Work to complete
Examine the records and identify each line that includes the string "value". Copy those lines.

Given entries
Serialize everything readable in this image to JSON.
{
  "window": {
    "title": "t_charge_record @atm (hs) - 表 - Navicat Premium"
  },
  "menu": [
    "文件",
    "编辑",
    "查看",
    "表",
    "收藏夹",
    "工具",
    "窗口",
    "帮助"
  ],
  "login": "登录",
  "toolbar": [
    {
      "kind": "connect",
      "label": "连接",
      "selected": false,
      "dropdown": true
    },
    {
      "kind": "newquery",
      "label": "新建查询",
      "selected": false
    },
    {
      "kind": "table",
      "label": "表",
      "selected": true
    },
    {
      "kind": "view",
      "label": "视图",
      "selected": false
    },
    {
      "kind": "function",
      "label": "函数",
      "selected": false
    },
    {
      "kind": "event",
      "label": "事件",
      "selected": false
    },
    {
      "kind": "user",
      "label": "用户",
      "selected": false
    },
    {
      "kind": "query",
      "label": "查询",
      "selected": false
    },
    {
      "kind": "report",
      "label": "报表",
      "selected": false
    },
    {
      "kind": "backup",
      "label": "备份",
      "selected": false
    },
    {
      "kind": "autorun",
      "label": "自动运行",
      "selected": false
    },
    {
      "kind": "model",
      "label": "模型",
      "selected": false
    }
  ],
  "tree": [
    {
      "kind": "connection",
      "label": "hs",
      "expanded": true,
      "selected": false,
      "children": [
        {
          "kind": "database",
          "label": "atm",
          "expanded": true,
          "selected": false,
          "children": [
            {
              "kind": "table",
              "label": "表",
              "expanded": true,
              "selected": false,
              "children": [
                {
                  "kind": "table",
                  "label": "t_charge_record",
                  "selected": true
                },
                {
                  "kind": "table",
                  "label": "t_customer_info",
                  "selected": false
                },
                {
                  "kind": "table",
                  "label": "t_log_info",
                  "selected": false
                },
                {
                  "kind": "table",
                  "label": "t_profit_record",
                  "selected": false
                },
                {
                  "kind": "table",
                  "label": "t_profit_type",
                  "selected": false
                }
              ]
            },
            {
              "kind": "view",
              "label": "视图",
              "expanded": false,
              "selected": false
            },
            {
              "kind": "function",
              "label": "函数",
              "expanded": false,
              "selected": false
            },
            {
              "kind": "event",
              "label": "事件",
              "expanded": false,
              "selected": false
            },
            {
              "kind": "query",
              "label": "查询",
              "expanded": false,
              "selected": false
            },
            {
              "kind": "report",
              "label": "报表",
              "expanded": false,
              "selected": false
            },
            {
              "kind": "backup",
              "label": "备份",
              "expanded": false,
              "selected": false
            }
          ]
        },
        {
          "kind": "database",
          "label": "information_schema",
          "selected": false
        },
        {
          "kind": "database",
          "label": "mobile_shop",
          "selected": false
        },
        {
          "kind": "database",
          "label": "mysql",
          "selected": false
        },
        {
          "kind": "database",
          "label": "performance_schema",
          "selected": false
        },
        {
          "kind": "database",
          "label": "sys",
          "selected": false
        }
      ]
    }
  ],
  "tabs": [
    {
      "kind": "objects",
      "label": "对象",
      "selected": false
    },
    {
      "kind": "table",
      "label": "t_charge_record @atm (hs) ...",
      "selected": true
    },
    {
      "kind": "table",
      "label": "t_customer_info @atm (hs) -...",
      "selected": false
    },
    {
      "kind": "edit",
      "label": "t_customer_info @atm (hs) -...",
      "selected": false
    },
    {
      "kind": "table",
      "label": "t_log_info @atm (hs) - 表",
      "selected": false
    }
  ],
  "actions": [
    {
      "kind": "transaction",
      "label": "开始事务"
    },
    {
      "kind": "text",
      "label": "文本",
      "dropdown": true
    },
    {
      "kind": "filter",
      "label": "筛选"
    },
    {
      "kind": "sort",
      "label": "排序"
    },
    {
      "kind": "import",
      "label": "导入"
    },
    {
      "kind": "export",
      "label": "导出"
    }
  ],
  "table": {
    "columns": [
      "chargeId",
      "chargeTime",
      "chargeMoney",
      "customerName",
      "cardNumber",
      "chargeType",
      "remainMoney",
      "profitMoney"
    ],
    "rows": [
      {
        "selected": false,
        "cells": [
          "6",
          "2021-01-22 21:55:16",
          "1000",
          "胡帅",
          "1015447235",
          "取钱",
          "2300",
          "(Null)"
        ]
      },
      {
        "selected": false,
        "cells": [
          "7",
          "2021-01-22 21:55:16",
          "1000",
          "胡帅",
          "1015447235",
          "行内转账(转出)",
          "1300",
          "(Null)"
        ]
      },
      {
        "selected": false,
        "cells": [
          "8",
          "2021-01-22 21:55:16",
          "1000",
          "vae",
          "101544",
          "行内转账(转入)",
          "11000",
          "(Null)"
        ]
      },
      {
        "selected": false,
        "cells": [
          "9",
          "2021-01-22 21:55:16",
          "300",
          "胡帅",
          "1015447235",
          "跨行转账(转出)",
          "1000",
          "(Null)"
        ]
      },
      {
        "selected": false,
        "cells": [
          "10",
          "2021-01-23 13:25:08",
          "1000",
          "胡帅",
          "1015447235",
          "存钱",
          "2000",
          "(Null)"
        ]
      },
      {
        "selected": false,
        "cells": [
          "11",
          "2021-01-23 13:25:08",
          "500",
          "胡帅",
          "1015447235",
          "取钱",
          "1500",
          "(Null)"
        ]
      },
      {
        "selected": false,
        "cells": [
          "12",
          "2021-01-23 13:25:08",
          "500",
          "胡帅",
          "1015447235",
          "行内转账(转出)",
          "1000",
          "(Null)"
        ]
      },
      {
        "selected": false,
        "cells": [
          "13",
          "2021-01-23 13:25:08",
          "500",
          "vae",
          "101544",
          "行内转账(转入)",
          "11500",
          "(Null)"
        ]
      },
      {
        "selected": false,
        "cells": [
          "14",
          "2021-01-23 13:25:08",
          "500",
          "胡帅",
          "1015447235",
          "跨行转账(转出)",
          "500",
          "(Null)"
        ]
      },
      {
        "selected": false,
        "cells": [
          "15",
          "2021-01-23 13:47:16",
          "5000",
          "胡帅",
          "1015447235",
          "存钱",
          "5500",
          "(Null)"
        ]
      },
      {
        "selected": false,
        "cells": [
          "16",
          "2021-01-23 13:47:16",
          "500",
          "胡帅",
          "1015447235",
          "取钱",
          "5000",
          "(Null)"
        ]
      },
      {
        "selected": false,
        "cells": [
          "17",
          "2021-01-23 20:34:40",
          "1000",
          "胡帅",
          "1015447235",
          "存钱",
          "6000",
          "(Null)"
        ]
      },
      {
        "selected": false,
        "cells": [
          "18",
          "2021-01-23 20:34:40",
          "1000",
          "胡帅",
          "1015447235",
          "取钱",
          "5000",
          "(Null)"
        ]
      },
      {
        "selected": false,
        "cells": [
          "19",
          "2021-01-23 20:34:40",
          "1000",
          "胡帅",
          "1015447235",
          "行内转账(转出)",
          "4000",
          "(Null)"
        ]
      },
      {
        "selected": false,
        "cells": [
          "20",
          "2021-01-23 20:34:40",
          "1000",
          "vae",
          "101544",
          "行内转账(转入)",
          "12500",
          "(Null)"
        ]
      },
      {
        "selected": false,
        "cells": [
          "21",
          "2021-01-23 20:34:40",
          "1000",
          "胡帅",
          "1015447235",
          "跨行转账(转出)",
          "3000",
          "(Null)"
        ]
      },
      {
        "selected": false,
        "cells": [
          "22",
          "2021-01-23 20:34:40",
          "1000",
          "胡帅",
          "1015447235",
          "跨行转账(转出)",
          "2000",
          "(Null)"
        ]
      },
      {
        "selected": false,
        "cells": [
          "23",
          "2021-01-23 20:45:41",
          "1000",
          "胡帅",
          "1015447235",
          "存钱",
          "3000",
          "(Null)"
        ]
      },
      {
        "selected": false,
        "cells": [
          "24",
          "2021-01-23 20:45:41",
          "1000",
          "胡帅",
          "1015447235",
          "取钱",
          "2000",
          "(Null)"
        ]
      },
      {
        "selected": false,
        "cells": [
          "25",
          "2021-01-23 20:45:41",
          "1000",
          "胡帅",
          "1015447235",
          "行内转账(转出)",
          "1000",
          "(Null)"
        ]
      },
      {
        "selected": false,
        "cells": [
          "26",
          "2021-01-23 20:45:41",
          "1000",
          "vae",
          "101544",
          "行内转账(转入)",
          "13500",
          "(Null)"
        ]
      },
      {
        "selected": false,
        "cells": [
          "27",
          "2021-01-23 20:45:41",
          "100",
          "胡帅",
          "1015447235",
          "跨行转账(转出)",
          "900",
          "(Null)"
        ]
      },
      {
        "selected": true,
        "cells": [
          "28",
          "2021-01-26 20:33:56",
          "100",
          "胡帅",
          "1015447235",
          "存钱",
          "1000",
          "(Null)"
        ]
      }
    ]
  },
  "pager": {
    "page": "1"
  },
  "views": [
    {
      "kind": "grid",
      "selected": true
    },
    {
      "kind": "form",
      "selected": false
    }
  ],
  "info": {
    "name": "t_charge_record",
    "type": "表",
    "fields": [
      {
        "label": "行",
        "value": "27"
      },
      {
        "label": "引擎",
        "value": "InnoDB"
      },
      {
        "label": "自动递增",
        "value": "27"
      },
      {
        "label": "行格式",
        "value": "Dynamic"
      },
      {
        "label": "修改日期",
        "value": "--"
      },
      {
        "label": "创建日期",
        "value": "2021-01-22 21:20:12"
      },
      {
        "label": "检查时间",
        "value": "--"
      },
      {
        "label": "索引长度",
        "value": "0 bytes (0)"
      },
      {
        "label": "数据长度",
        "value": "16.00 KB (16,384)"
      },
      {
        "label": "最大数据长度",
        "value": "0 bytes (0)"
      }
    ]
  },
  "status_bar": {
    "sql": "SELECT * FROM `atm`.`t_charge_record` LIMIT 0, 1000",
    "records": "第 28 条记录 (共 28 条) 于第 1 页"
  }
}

Answer below
        "value": "27"
        "value": "InnoDB"
        "value": "27"
        "value": "Dynamic"
        "value": "--"
        "value": "2021-01-22 21:20:12"
        "value": "--"
        "value": "0 bytes (0)"
        "value": "16.00 KB (16,384)"
        "value": "0 bytes (0)"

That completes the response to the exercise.